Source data
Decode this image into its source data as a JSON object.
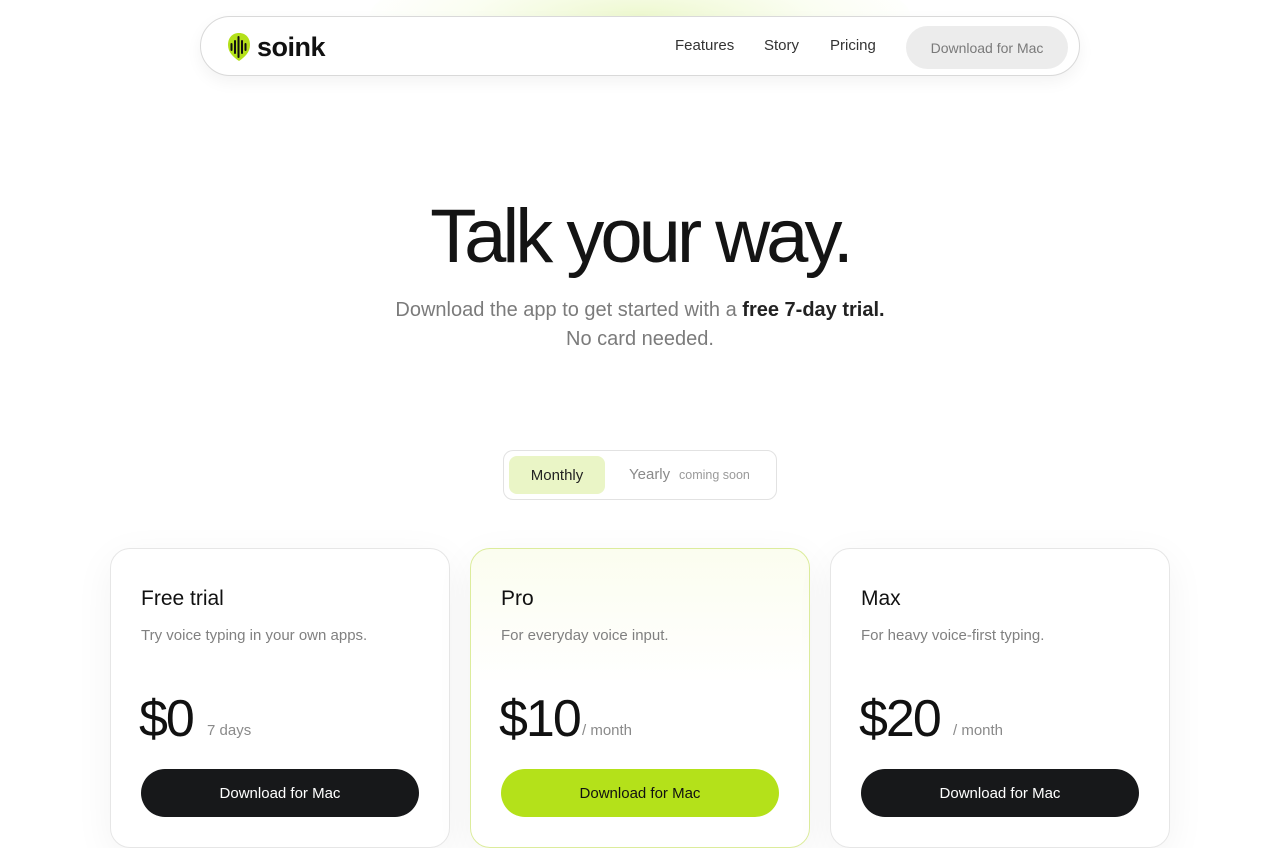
{
  "colors": {
    "accent": "#b4e11a",
    "accent_soft": "#eaf5c6",
    "dark_button": "#17181a",
    "text": "#111111",
    "muted": "#7b7b7b"
  },
  "nav": {
    "logo_text": "soink",
    "logo_icon": "soundwave-icon",
    "links": [
      "Features",
      "Story",
      "Pricing"
    ],
    "cta_label": "Download for Mac"
  },
  "hero": {
    "title": "Talk your way.",
    "subtitle_lead": "Download the app to get started with a ",
    "subtitle_strong": "free 7-day trial.",
    "subtitle_line2": "No card needed."
  },
  "billing_toggle": {
    "monthly_label": "Monthly",
    "yearly_label": "Yearly",
    "yearly_note": "coming soon",
    "selected": "Monthly"
  },
  "plans": [
    {
      "name": "Free trial",
      "description": "Try voice typing in your own apps.",
      "price": "$0",
      "period": "7 days",
      "button_label": "Download for Mac"
    },
    {
      "name": "Pro",
      "description": "For everyday voice input.",
      "price": "$10",
      "period": "/ month",
      "button_label": "Download for Mac"
    },
    {
      "name": "Max",
      "description": "For heavy voice-first typing.",
      "price": "$20",
      "period": "/ month",
      "button_label": "Download for Mac"
    }
  ]
}
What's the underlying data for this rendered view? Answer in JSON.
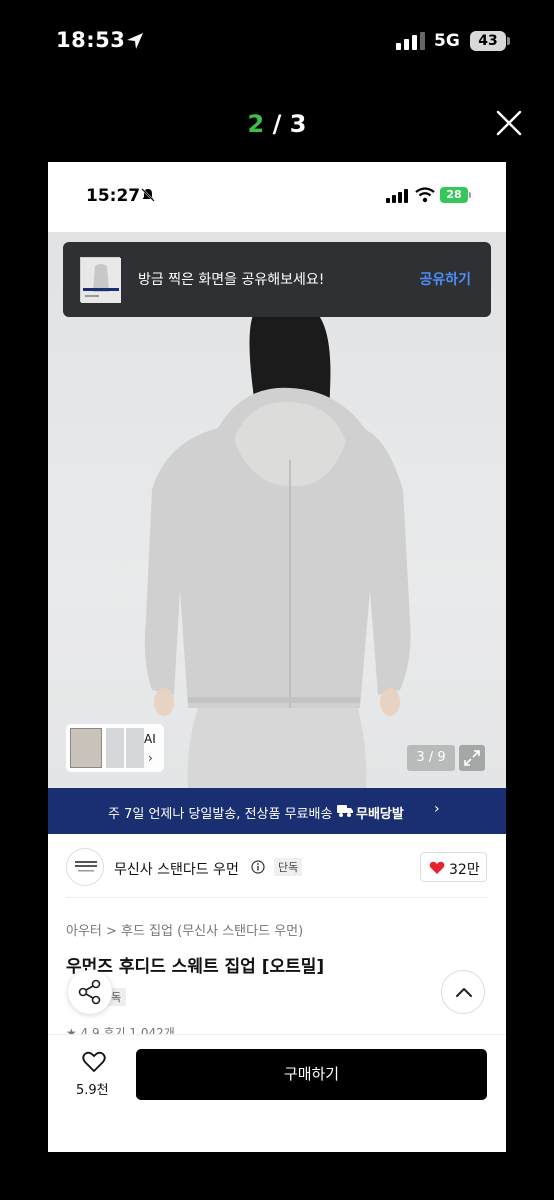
{
  "outer_status": {
    "time": "18:53",
    "network": "5G",
    "battery": "43"
  },
  "viewer": {
    "current": "2",
    "separator": " / ",
    "total": "3"
  },
  "inner_status": {
    "time": "15:27",
    "battery": "28"
  },
  "toast": {
    "message": "방금 찍은 화면을 공유해보세요!",
    "action": "공유하기"
  },
  "gallery": {
    "ai_label": "AI",
    "ai_arrow": "›",
    "page_indicator": "3 / 9"
  },
  "banner": {
    "text": "주 7일 언제나 당일발송, 전상품 무료배송",
    "badge": "무배당발",
    "arrow": "›"
  },
  "brand": {
    "name": "무신사 스탠다드 우먼",
    "tag": "단독",
    "likes": "32만"
  },
  "product": {
    "breadcrumb": "아우터 > 후드 집업 (무신사 스탠다드 우먼)",
    "title": "우먼즈 후디드 스웨트 집업 [오트밀]",
    "exclusive_tag": "단독",
    "review_partial": "★ 4.9  후기 1,042개"
  },
  "bottom": {
    "wish_count": "5.9천",
    "buy_label": "구매하기"
  },
  "colors": {
    "accent_green": "#3fbf4a",
    "banner_navy": "#1a2e72",
    "link_blue": "#4b8ff7",
    "heart_red": "#e8232f"
  }
}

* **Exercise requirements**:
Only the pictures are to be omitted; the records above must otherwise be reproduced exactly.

* **Written solution**:
Decode this image into its source data as a JSON object.
{
  "colors": {
    "accent": "#b4e11a",
    "accent_soft": "#eaf5c6",
    "dark_button": "#17181a",
    "text": "#111111",
    "muted": "#7b7b7b"
  },
  "nav": {
    "logo_text": "soink",
    "logo_icon": "soundwave-icon",
    "links": [
      "Features",
      "Story",
      "Pricing"
    ],
    "cta_label": "Download for Mac"
  },
  "hero": {
    "title": "Talk your way.",
    "subtitle_lead": "Download the app to get started with a ",
    "subtitle_strong": "free 7-day trial.",
    "subtitle_line2": "No card needed."
  },
  "billing_toggle": {
    "monthly_label": "Monthly",
    "yearly_label": "Yearly",
    "yearly_note": "coming soon",
    "selected": "Monthly"
  },
  "plans": [
    {
      "name": "Free trial",
      "description": "Try voice typing in your own apps.",
      "price": "$0",
      "period": "7 days",
      "button_label": "Download for Mac"
    },
    {
      "name": "Pro",
      "description": "For everyday voice input.",
      "price": "$10",
      "period": "/ month",
      "button_label": "Download for Mac"
    },
    {
      "name": "Max",
      "description": "For heavy voice-first typing.",
      "price": "$20",
      "period": "/ month",
      "button_label": "Download for Mac"
    }
  ]
}
What's the underlying data for this rendered view? Answer in JSON.
{
  "outer_status": {
    "time": "18:53",
    "network": "5G",
    "battery": "43"
  },
  "viewer": {
    "current": "2",
    "separator": " / ",
    "total": "3"
  },
  "inner_status": {
    "time": "15:27",
    "battery": "28"
  },
  "toast": {
    "message": "방금 찍은 화면을 공유해보세요!",
    "action": "공유하기"
  },
  "gallery": {
    "ai_label": "AI",
    "ai_arrow": "›",
    "page_indicator": "3 / 9"
  },
  "banner": {
    "text": "주 7일 언제나 당일발송, 전상품 무료배송",
    "badge": "무배당발",
    "arrow": "›"
  },
  "brand": {
    "name": "무신사 스탠다드 우먼",
    "tag": "단독",
    "likes": "32만"
  },
  "product": {
    "breadcrumb": "아우터 > 후드 집업 (무신사 스탠다드 우먼)",
    "title": "우먼즈 후디드 스웨트 집업 [오트밀]",
    "exclusive_tag": "단독",
    "review_partial": "★ 4.9  후기 1,042개"
  },
  "bottom": {
    "wish_count": "5.9천",
    "buy_label": "구매하기"
  },
  "colors": {
    "accent_green": "#3fbf4a",
    "banner_navy": "#1a2e72",
    "link_blue": "#4b8ff7",
    "heart_red": "#e8232f"
  }
}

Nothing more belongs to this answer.